* Task statement: The records below need copying. Match each line exactly.

* Extracted information:

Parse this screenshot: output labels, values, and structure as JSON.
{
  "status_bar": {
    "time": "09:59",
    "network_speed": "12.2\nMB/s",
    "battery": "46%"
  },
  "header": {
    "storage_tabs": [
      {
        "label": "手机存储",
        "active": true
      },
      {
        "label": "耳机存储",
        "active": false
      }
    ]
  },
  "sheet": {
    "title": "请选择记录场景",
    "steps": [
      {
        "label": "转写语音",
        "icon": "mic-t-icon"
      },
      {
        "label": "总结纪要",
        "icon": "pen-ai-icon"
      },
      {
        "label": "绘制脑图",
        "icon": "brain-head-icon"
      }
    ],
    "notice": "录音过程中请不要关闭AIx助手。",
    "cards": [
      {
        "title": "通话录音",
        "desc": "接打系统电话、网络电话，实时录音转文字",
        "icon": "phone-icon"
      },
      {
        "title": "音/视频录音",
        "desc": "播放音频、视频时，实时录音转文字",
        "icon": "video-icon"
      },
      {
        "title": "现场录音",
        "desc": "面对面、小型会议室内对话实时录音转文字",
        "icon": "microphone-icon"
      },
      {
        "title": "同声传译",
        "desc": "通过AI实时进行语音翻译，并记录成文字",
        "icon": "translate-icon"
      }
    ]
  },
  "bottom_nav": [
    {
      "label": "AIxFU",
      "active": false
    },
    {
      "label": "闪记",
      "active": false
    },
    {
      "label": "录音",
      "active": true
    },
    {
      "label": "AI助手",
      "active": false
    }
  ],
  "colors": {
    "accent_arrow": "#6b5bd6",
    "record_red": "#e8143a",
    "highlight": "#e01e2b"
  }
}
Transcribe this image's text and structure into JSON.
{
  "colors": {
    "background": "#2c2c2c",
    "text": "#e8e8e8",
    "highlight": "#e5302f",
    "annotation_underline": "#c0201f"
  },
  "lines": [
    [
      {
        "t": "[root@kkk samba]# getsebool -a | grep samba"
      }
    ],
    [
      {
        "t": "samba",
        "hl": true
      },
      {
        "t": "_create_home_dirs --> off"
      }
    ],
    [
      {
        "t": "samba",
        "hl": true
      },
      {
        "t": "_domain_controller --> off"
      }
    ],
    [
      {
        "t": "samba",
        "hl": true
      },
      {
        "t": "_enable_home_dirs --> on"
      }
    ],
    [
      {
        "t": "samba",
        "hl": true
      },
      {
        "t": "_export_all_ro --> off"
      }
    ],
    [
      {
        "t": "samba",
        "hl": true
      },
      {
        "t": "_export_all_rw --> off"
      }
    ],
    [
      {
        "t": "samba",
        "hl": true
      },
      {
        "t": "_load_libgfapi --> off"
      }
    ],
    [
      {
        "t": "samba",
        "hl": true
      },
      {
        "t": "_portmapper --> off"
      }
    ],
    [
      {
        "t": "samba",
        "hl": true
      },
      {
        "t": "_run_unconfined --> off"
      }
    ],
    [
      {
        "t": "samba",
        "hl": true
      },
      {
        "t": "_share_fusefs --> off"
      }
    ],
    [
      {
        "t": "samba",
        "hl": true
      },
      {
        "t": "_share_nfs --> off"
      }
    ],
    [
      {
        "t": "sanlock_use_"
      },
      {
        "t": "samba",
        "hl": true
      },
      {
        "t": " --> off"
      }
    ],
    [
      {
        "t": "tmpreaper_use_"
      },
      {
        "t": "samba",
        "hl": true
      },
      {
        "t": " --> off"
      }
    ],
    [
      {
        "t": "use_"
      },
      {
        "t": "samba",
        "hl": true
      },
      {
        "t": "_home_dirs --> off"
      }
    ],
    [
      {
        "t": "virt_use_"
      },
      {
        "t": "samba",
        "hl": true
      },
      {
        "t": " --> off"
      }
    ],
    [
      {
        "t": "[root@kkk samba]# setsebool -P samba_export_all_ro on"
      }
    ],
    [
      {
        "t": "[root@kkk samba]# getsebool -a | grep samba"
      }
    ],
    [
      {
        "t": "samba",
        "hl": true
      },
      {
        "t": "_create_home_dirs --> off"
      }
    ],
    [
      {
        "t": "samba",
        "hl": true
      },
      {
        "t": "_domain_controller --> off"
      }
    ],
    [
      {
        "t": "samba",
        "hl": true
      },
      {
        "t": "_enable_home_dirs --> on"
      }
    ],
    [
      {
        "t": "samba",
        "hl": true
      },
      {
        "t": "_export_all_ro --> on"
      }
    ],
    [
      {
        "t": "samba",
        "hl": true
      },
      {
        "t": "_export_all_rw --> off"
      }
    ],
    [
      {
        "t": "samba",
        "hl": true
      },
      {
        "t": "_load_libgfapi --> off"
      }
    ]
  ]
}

* Answer:
Parse this screenshot: output labels, values, and structure as JSON.
{
  "status_bar": {
    "time": "09:59",
    "network_speed": "12.2\nMB/s",
    "battery": "46%"
  },
  "header": {
    "storage_tabs": [
      {
        "label": "手机存储",
        "active": true
      },
      {
        "label": "耳机存储",
        "active": false
      }
    ]
  },
  "sheet": {
    "title": "请选择记录场景",
    "steps": [
      {
        "label": "转写语音",
        "icon": "mic-t-icon"
      },
      {
        "label": "总结纪要",
        "icon": "pen-ai-icon"
      },
      {
        "label": "绘制脑图",
        "icon": "brain-head-icon"
      }
    ],
    "notice": "录音过程中请不要关闭AIx助手。",
    "cards": [
      {
        "title": "通话录音",
        "desc": "接打系统电话、网络电话，实时录音转文字",
        "icon": "phone-icon"
      },
      {
        "title": "音/视频录音",
        "desc": "播放音频、视频时，实时录音转文字",
        "icon": "video-icon"
      },
      {
        "title": "现场录音",
        "desc": "面对面、小型会议室内对话实时录音转文字",
        "icon": "microphone-icon"
      },
      {
        "title": "同声传译",
        "desc": "通过AI实时进行语音翻译，并记录成文字",
        "icon": "translate-icon"
      }
    ]
  },
  "bottom_nav": [
    {
      "label": "AIxFU",
      "active": false
    },
    {
      "label": "闪记",
      "active": false
    },
    {
      "label": "录音",
      "active": true
    },
    {
      "label": "AI助手",
      "active": false
    }
  ],
  "colors": {
    "accent_arrow": "#6b5bd6",
    "record_red": "#e8143a",
    "highlight": "#e01e2b"
  }
}
Transcribe this image's text and structure into JSON.
{
  "colors": {
    "background": "#2c2c2c",
    "text": "#e8e8e8",
    "highlight": "#e5302f",
    "annotation_underline": "#c0201f"
  },
  "lines": [
    [
      {
        "t": "[root@kkk samba]# getsebool -a | grep samba"
      }
    ],
    [
      {
        "t": "samba",
        "hl": true
      },
      {
        "t": "_create_home_dirs --> off"
      }
    ],
    [
      {
        "t": "samba",
        "hl": true
      },
      {
        "t": "_domain_controller --> off"
      }
    ],
    [
      {
        "t": "samba",
        "hl": true
      },
      {
        "t": "_enable_home_dirs --> on"
      }
    ],
    [
      {
        "t": "samba",
        "hl": true
      },
      {
        "t": "_export_all_ro --> off"
      }
    ],
    [
      {
        "t": "samba",
        "hl": true
      },
      {
        "t": "_export_all_rw --> off"
      }
    ],
    [
      {
        "t": "samba",
        "hl": true
      },
      {
        "t": "_load_libgfapi --> off"
      }
    ],
    [
      {
        "t": "samba",
        "hl": true
      },
      {
        "t": "_portmapper --> off"
      }
    ],
    [
      {
        "t": "samba",
        "hl": true
      },
      {
        "t": "_run_unconfined --> off"
      }
    ],
    [
      {
        "t": "samba",
        "hl": true
      },
      {
        "t": "_share_fusefs --> off"
      }
    ],
    [
      {
        "t": "samba",
        "hl": true
      },
      {
        "t": "_share_nfs --> off"
      }
    ],
    [
      {
        "t": "sanlock_use_"
      },
      {
        "t": "samba",
        "hl": true
      },
      {
        "t": " --> off"
      }
    ],
    [
      {
        "t": "tmpreaper_use_"
      },
      {
        "t": "samba",
        "hl": true
      },
      {
        "t": " --> off"
      }
    ],
    [
      {
        "t": "use_"
      },
      {
        "t": "samba",
        "hl": true
      },
      {
        "t": "_home_dirs --> off"
      }
    ],
    [
      {
        "t": "virt_use_"
      },
      {
        "t": "samba",
        "hl": true
      },
      {
        "t": " --> off"
      }
    ],
    [
      {
        "t": "[root@kkk samba]# setsebool -P samba_export_all_ro on"
      }
    ],
    [
      {
        "t": "[root@kkk samba]# getsebool -a | grep samba"
      }
    ],
    [
      {
        "t": "samba",
        "hl": true
      },
      {
        "t": "_create_home_dirs --> off"
      }
    ],
    [
      {
        "t": "samba",
        "hl": true
      },
      {
        "t": "_domain_controller --> off"
      }
    ],
    [
      {
        "t": "samba",
        "hl": true
      },
      {
        "t": "_enable_home_dirs --> on"
      }
    ],
    [
      {
        "t": "samba",
        "hl": true
      },
      {
        "t": "_export_all_ro --> on"
      }
    ],
    [
      {
        "t": "samba",
        "hl": true
      },
      {
        "t": "_export_all_rw --> off"
      }
    ],
    [
      {
        "t": "samba",
        "hl": true
      },
      {
        "t": "_load_libgfapi --> off"
      }
    ]
  ]
}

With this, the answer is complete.